Deadline for submitting papers to this Special Issue: December 1, 2017.
The submission portal will be open from 16 October – 1 December 2017.
Recent years have generated many signals of a growing cultural emphasis on careers that provide not only income and passion, but also a deep sense of meaning (Weir, 2013). To capture careers that provide meaning, many scholars have turned to the construct of calling. Accordingly, research addressing what calling means and its effects on individual careers has increased exponentially during the last decade. Despite a lack of consensus regarding the definition of calling in the literature, different research efforts have been undertaken to relate calling to diverse individual career-related outcomes, showing it not only to be associated with positive individual outcomes but also to serve as a “double-edged sword” (e.g., Duffy, Dik, & Steger, 2011; Dobrow & Tosti-Kharas, 2012; Bunderson & Thompson, 2009). Yet, the conditions and mechanisms governing when a calling leads to positive outcomes, vulnerabilities, or both are still poorly understood.
With the goals of 1) extending knowledge related to the career and personal consequences of a calling and 2) providing career counselors and managers with information to more effectively assist individual clients and employees, we propose a Special Issue on Calling and Careers. As the study of calling within individuals’ lives and careers continues to unfold, we propose that progress related to theory building around the concept of calling is very much needed (Duffy, Douglass, Autin & Allan, 2014). In particular, introducing novel theory and leveraging existing career development theory both show promise as strategies for establishing a more comprehensive understanding of calling. This calls for more research that focuses on generating a better theoretical understanding of how calling relates to diverse outcomes in different occupational contexts and for various social groups.

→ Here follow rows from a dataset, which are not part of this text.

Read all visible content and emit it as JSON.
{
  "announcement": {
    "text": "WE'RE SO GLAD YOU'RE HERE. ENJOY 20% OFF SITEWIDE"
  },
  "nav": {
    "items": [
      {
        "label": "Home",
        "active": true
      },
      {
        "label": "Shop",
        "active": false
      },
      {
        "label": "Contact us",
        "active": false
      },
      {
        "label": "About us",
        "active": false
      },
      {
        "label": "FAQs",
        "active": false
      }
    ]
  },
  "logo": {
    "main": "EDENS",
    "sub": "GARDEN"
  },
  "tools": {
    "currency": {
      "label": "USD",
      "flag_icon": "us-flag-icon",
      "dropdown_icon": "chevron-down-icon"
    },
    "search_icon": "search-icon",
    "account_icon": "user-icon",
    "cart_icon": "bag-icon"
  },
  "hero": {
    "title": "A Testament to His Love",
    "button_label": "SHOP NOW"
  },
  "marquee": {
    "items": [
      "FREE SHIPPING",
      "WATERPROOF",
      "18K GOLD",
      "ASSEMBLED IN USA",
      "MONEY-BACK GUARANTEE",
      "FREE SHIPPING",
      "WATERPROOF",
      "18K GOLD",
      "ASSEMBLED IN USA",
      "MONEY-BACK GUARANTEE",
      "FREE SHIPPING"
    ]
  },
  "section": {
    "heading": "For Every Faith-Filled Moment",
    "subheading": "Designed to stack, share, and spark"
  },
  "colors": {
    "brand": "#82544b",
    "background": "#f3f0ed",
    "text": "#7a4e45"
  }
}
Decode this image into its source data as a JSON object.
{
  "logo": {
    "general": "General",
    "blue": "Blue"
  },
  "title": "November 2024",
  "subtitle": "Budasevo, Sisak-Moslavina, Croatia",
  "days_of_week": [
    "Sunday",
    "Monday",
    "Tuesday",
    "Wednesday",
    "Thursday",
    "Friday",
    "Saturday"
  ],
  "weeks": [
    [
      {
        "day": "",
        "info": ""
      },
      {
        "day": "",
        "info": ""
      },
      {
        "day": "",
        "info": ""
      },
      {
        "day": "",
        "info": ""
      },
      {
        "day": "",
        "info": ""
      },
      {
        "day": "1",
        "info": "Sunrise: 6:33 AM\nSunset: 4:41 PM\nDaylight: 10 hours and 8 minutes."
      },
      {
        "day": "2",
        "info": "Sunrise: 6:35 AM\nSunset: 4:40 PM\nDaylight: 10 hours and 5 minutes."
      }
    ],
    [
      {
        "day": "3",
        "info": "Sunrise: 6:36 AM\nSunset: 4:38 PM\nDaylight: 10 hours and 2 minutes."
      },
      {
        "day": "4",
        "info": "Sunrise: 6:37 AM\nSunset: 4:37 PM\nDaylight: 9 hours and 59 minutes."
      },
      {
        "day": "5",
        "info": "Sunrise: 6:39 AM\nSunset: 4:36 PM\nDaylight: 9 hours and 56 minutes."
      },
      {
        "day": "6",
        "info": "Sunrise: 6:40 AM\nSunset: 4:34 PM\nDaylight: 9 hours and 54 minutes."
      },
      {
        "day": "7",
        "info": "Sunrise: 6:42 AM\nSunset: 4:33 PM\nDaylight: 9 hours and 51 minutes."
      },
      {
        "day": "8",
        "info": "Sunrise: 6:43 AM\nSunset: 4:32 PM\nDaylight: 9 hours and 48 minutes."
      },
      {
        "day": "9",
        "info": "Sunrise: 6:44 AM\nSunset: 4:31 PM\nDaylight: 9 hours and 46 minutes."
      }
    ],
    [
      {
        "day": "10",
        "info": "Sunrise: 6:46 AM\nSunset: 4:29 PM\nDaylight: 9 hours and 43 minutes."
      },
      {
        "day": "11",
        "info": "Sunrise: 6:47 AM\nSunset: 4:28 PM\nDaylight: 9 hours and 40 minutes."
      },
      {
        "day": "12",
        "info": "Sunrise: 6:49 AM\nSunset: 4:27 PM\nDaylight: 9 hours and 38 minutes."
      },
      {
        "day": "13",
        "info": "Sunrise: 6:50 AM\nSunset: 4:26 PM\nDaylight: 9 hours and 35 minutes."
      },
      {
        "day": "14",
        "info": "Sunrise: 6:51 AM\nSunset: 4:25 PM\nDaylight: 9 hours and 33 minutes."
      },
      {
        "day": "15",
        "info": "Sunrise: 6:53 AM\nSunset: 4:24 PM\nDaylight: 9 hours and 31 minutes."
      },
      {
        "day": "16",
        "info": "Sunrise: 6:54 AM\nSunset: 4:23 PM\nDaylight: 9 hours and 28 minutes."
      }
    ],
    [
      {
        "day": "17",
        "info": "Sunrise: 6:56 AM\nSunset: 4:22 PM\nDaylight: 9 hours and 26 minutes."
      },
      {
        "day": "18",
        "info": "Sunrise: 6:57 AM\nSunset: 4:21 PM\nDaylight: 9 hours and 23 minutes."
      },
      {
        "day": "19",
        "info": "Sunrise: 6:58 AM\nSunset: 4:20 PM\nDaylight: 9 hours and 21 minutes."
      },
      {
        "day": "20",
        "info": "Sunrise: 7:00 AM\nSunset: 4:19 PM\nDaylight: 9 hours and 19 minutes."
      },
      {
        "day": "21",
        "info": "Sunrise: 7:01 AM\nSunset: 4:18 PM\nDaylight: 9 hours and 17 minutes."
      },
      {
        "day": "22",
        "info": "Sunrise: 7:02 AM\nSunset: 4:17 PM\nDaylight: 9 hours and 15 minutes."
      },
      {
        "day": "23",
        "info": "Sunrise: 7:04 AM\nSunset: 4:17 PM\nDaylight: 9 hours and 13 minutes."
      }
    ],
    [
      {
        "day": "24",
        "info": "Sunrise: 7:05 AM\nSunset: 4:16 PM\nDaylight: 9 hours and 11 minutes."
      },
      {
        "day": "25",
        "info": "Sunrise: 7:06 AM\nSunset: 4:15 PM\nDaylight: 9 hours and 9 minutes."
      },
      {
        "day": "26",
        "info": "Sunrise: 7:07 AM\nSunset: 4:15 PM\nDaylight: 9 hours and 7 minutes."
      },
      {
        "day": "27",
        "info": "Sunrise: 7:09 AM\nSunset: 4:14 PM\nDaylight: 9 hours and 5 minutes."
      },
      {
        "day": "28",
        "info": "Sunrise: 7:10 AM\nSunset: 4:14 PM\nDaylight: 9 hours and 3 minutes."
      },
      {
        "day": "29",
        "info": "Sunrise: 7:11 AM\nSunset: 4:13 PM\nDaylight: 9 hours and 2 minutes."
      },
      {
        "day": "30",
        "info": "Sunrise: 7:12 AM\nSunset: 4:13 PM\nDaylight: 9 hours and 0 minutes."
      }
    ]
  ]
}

With this special issue we would like to provide an opportunity for an interdisciplinary conversation about calling, which we think is crucial for developing a better understanding of the concept and its relation to various outcomes. Integrating insights from vocational psychology, organizational behavior and management, as well as from social psychology and sociology would help to consolidate knowledge about calling developed by these different disciplines and to overcome disciplinary silos that seem to have emerged in the studies of calling.
- What do we know and what do we still need to learn about individual predictors of calling and its career-related consequences?
- Which factors and conditions determine positive and negative outcomes of calling?
- How does calling evolve over time? And, through what mechanisms does calling influence career development over time?
- How do others in our work context and outside the work context influence individuals’ experience and definition of calling?
- How do different societies (professional, cultural, or regional/national) define and experience calling, and what implications does this have for individual careers?
- How does social context, including working in teams, working in specific industries, and/or working in flexible or traditional work spaces, influence individual experiences of calling, and consequently their careers?
Manuscripts deemed appropriate for the special issue will go through a full peer review and will be evaluated using the following criteria: a) the fit of the paper to the overall theme of the proposed Special Issue; b) fresh insights on the topic of the Special issue, contributing to bridging the gap between insights from different research disciplines; c) theoretical contribution to the development of the understanding of calling and/or its implications for individual career development; d) the use of rigorous data collection and analysis techniques (empirical papers); e) consideration of the implications of findings for career development practice.
Any questions with regard to this Special Issue, please address to Evgenia Lysova (email@example.com), Bryan Dik (Bryan.Dik@ColoState.edu), Ryan Duffy (firstname.lastname@example.org), or Svetlana Khapova (email@example.com).
Bunderson, J. S., & Thompson, J. A. (2009). The call of the wild: Zookeepers, callings, and the double-edged sword of deeply meaningful work. Administrative Science Quarterly, 54(1), 32–57.
Dobrow, S. R., & Tosti-Kharas, J. (2012). Listen to your heart? Calling and receptivity to career advice. Journal of Career Assessment, 20(3), 264–280.
Duffy, R. D., Dik, B. J., & Steger, M. (2011). Calling and work-related outcomes: Career commitment as a mediator. Journal of Vocational Behavior, 78(2), 210–218.
Duffy, R. D., Douglass, R. P., Autin, K. L., & Allan, B. A. (2014). Examining predictors and outcomes of a career calling among undergraduate students. Journal of Vocational Behavior, 85 (3) (2014), 309–318.
Weir, K. (2013, December). More than job satisfaction. APA Monitor on Psychology, 44(11), 39. Retrieved January 2, 2017, from http://www.apa.org/monitor/2013/12/job- satisfaction.aspx